Feeds

Microsoft IIS hole gives System-level access

Redmond "strongly urges" patching "immediately"

  • alert
  • submit to reddit

Build a business case: developing custom apps

Strong words from the official voice of Redmond today, urging admins to patch a recently-discovered buffer overflow vulnerability in servers running IIS 5.0 on Windows 2000 Server, Windows 2000 Advanced Server and Windows 2000 Datacenter Server, make it clear how serious a security problem the Beast has on its hands.

"Microsoft strongly urges all IIS 5.0 server administrators to install the patch immediately," a company security bulletin says.

The vulnerability was discovered less than a fortnight ago by engineers from eEye Digital Security, while upgrading a network scanner it makes called Retina.

Once upgraded to audit the .printer ISAPI (Internet Server Application Programming Interface) filter (C:\WINNT\System32\msw3prt.dll), which enables Web-based control of networked printers, the Retina implementation reported a buffer overflow which eEye soon found to be exploitable.

Web-based printer support is enabled by default in IIS, unfortunately, so a great many users will be affected.

The vulnerability occurs when a buffer of approximately 420 bytes is sent within the HTTP Host: header for a .printer ISAPI request. Because Win 2K is equipped with a lovely feature which automatically restarts the Web server after a crash, an attacker can gain easy access.

"There are roughly five million Web sites running IIS," eEye Chief Hacking Officer Marc Maiffret told The Register. "If only one million users have upgraded to IIS 5.0 -- a conservative estimate -- then it's obvious how serious this is."

We spoke also with Bill Wall, Chief Computer Security Engineer with the STAT division of Harris Corporation, who confirmed with his own tests that the eEye exploit does in fact work as advertised, quickly and easily giving up system-level control of a Win2K machine.

It's hardly a mystery that a flaw like this exists. The issue, he said, is that the ISAPI filter does inadequate bounds checking on buffers, which leaves the system vulnerable to buffer overflow attacks. "With millions of lines of code to audit, it's no surprise to find calls without adequate limitations," he noted.

"Roughly eighty per cent of vulnerabilities are actually buffer overflows," Wall estimated.

Harris's competing product, STAT Scanner, will be upgraded to include the eEye vulnerability within a few days, he told us.

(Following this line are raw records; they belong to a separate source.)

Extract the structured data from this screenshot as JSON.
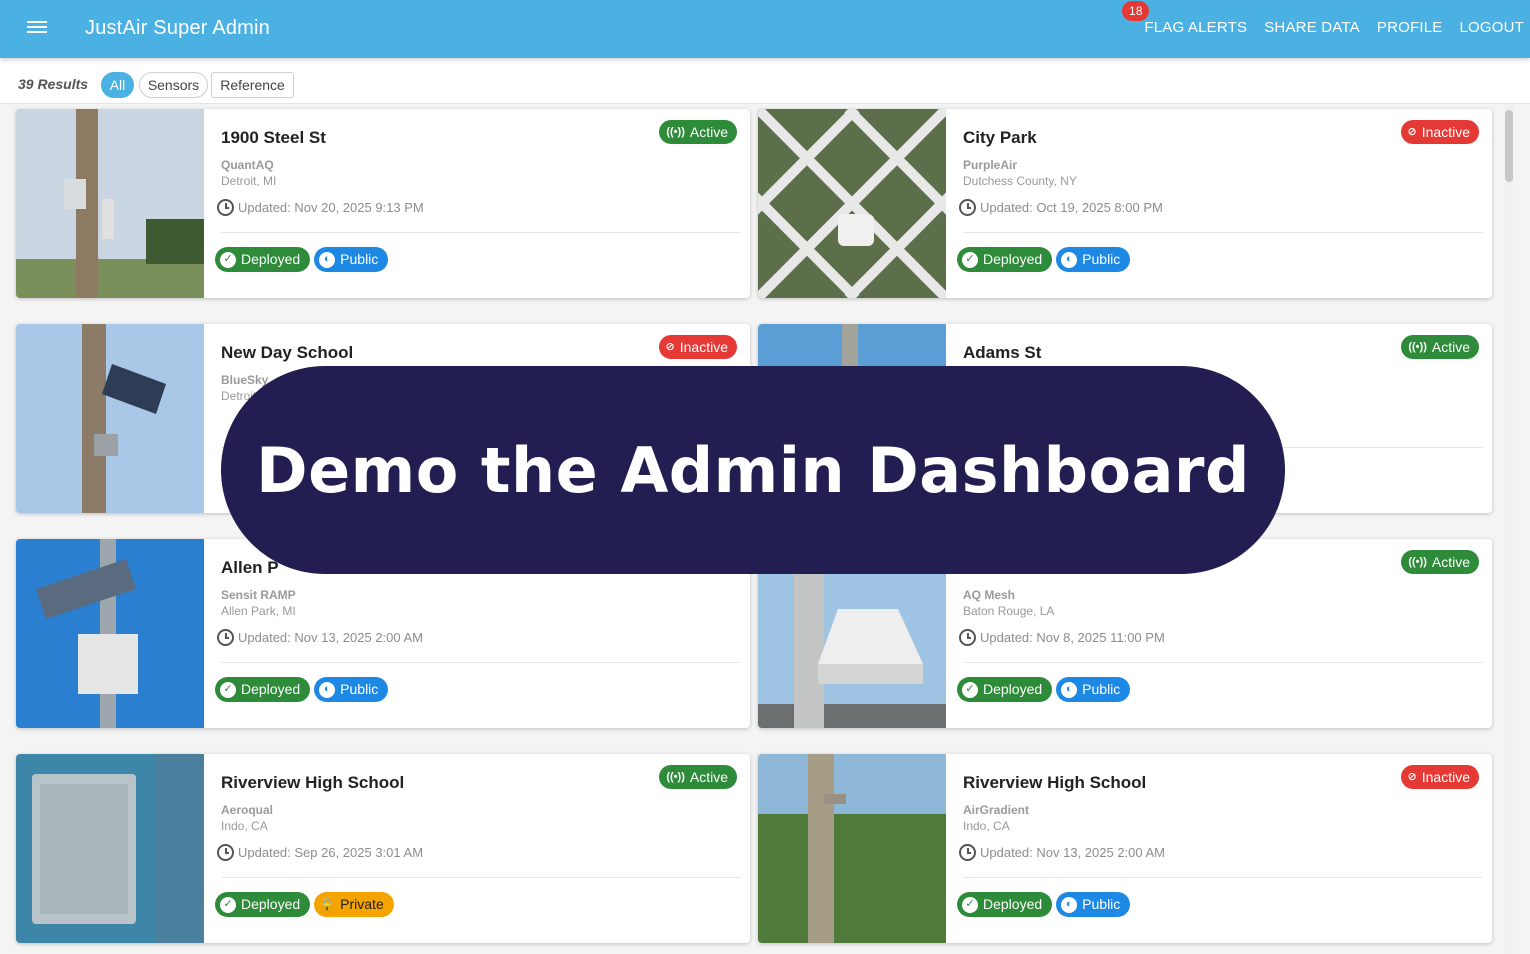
{
  "app": {
    "title": "JustAir Super Admin",
    "nav": [
      "FLAG ALERTS",
      "SHARE DATA",
      "PROFILE",
      "LOGOUT"
    ],
    "flag_count": "18"
  },
  "filters": {
    "results_label": "39 Results",
    "options": [
      "All",
      "Sensors",
      "Reference"
    ],
    "selected": "All"
  },
  "overlay": {
    "text": "Demo the Admin Dashboard"
  },
  "icons": {
    "clock": "clock-icon",
    "check": "check-circle-icon",
    "globe": "globe-icon",
    "lock": "lock-icon",
    "signal": "signal-icon",
    "no-signal": "no-signal-icon"
  },
  "colors": {
    "brand": "#4bb1e3",
    "active": "#2e8b3a",
    "inactive": "#e53935",
    "public": "#1e88e5",
    "private": "#f5a300",
    "overlay": "#221e52"
  },
  "cards": [
    {
      "name": "1900 Steel St",
      "vendor": "QuantAQ",
      "location": "Detroit, MI",
      "updated": "Updated: Nov 20, 2025 9:13 PM",
      "status": "Active",
      "deploy": "Deployed",
      "visibility": "Public"
    },
    {
      "name": "City Park",
      "vendor": "PurpleAir",
      "location": "Dutchess County, NY",
      "updated": "Updated: Oct 19, 2025 8:00 PM",
      "status": "Inactive",
      "deploy": "Deployed",
      "visibility": "Public"
    },
    {
      "name": "New Day School",
      "vendor": "BlueSky",
      "location": "Detroit",
      "updated": "",
      "status": "Inactive",
      "deploy": "",
      "visibility": ""
    },
    {
      "name": "Adams St",
      "vendor": "",
      "location": "",
      "updated": "",
      "status": "Active",
      "deploy": "",
      "visibility": ""
    },
    {
      "name": "Allen P",
      "vendor": "Sensit RAMP",
      "location": "Allen Park, MI",
      "updated": "Updated: Nov 13, 2025 2:00 AM",
      "status": "",
      "deploy": "Deployed",
      "visibility": "Public"
    },
    {
      "name": "",
      "vendor": "AQ Mesh",
      "location": "Baton Rouge, LA",
      "updated": "Updated: Nov 8, 2025 11:00 PM",
      "status": "Active",
      "deploy": "Deployed",
      "visibility": "Public"
    },
    {
      "name": "Riverview High School",
      "vendor": "Aeroqual",
      "location": "Indo, CA",
      "updated": "Updated: Sep 26, 2025 3:01 AM",
      "status": "Active",
      "deploy": "Deployed",
      "visibility": "Private"
    },
    {
      "name": "Riverview High School",
      "vendor": "AirGradient",
      "location": "Indo, CA",
      "updated": "Updated: Nov 13, 2025 2:00 AM",
      "status": "Inactive",
      "deploy": "Deployed",
      "visibility": "Public"
    }
  ]
}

Marketing windfall

The timing of this discovery couldn't be handier for eEye, as it's got an application firewall called SecureIIS, which works within the IIS process monitoring all incoming requests for signs of attack, which it can then shut down automatically.

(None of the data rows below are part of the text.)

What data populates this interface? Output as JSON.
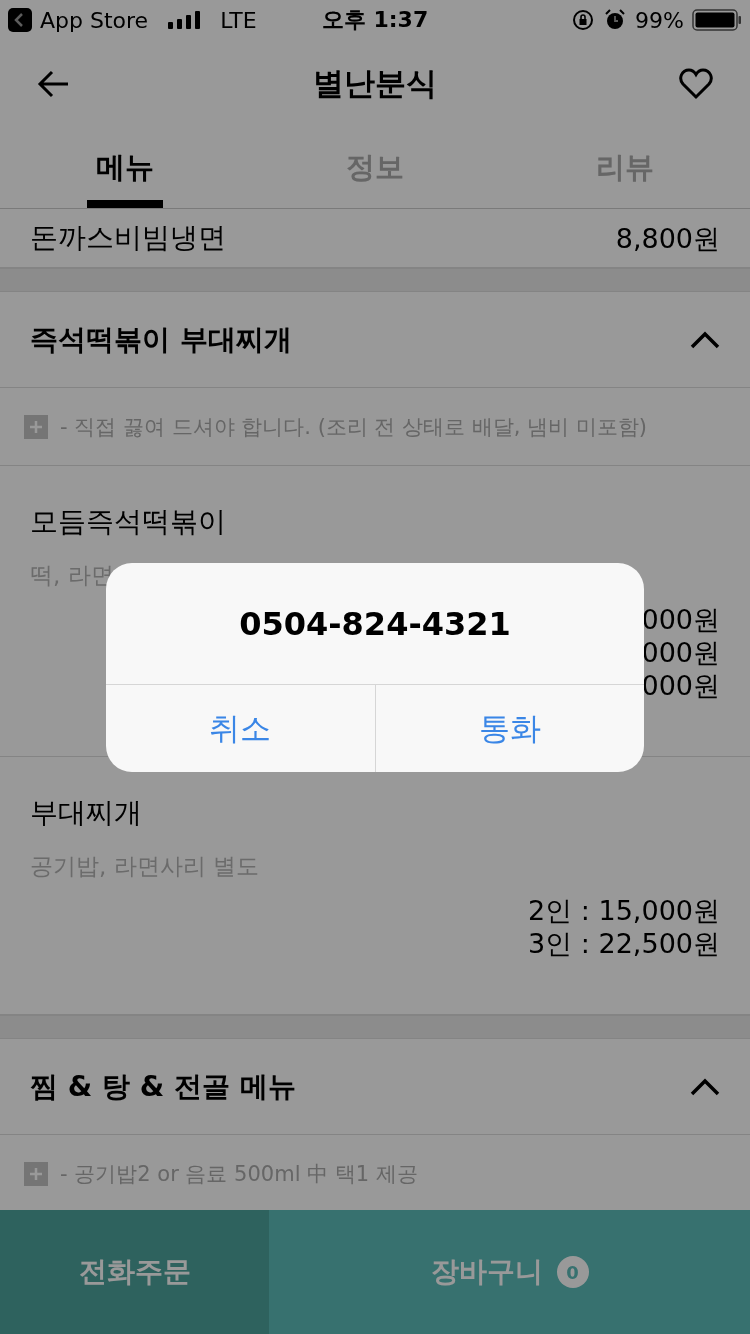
{
  "status_bar": {
    "back_app": "App Store",
    "network": "LTE",
    "time": "오후 1:37",
    "battery": "99%"
  },
  "header": {
    "title": "별난분식"
  },
  "tabs": [
    {
      "label": "메뉴",
      "selected": true
    },
    {
      "label": "정보",
      "selected": false
    },
    {
      "label": "리뷰",
      "selected": false
    }
  ],
  "menu_rows": [
    {
      "kind": "item",
      "name": "돈까스비빔냉면",
      "prices": [
        "8,800원"
      ]
    },
    {
      "kind": "section",
      "title": "즉석떡볶이 부대찌개",
      "expanded": true
    },
    {
      "kind": "note",
      "text": "- 직접 끓여 드셔야 합니다. (조리 전 상태로 배달, 냄비 미포함)"
    },
    {
      "kind": "item",
      "name": "모듬즉석떡볶이",
      "description": "떡, 라면",
      "prices": [
        "000원",
        "000원",
        "000원"
      ]
    },
    {
      "kind": "item",
      "name": "부대찌개",
      "description": "공기밥, 라면사리 별도",
      "prices": [
        "2인 : 15,000원",
        "3인 : 22,500원"
      ]
    },
    {
      "kind": "section",
      "title": "찜 & 탕 & 전골 메뉴",
      "expanded": true
    },
    {
      "kind": "note",
      "text": "- 공기밥2 or 음료 500ml 中 택1 제공"
    }
  ],
  "bottom_bar": {
    "phone_order": "전화주문",
    "cart": "장바구니",
    "cart_count": "0"
  },
  "dialog": {
    "title": "0504-824-4321",
    "buttons": [
      "취소",
      "통화"
    ]
  }
}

As fate would have it, eEye had distributed beta versions of SecureIIS just before it discovered the printer vulnerability. Testers have reported that their systems are not susceptible to it, even though their versions of SecureIIS were developed before it could be taken into account.

Naturally we had to question eEye's Maiffret about the extraordinary convenience, from a marketing perspective, in the timing of today's announcement.

"That's a fair suspicion," he said affably. "But we're confident that it will catch the next one, and the one after that, without any modification or input from users."

We're sure he knows we'll be monitoring this in future, which does lend an air of credibility to the claim. ®

Maximizing your infrastructure through virtualization

More from The Register

next story
Whoah! How many Google Play apps want to read your texts?
Google's app permissions far too lax – security firm survey
Chrome browser has been DRAINING PC batteries for YEARS
Google is only now fixing ancient, energy-sapping bug
Do YOU work at Microsoft? Um. Are you SURE about that?
Nokia and marketing types first to get the bullet, says report
Microsoft takes on Chromebook with low-cost Windows laptops
Redmond's chief salesman: We're taking 'hard' decisions
EU dons gloves, pokes Google's deals with Android mobe makers
El Reg cops a squint at investigatory letters
Big Blue Apple: IBM to sell iPads, iPhones to enterprises
iOS/2 gear loaded with apps for big biz ... uh oh BlackBerry
OpenWRT gets native IPv6 slurping in major refresh
Also faster init and a new packages system
Google shows off new Chrome OS look
Athena springs full-grown from Chromium project's head
prev story

Whitepapers

Top three mobile application threats
Prevent sensitive data leakage over insecure channels or stolen mobile devices.
The Essential Guide to IT Transformation
ServiceNow discusses three IT transformations that can help CIO's automate IT services to transform IT and the enterprise.
Mobile application security vulnerability report
The alarming realities regarding the sheer number of applications vulnerable to attack, and the most common and easily addressable vulnerability errors.
How modern custom applications can spur business growth
Learn how to create, deploy and manage custom applications without consuming or expanding the need for scarce, expensive IT resources.
Consolidation: the foundation for IT and business transformation
In this whitepaper learn how effective consolidation of IT and business resources can enable multiple, meaningful business benefits.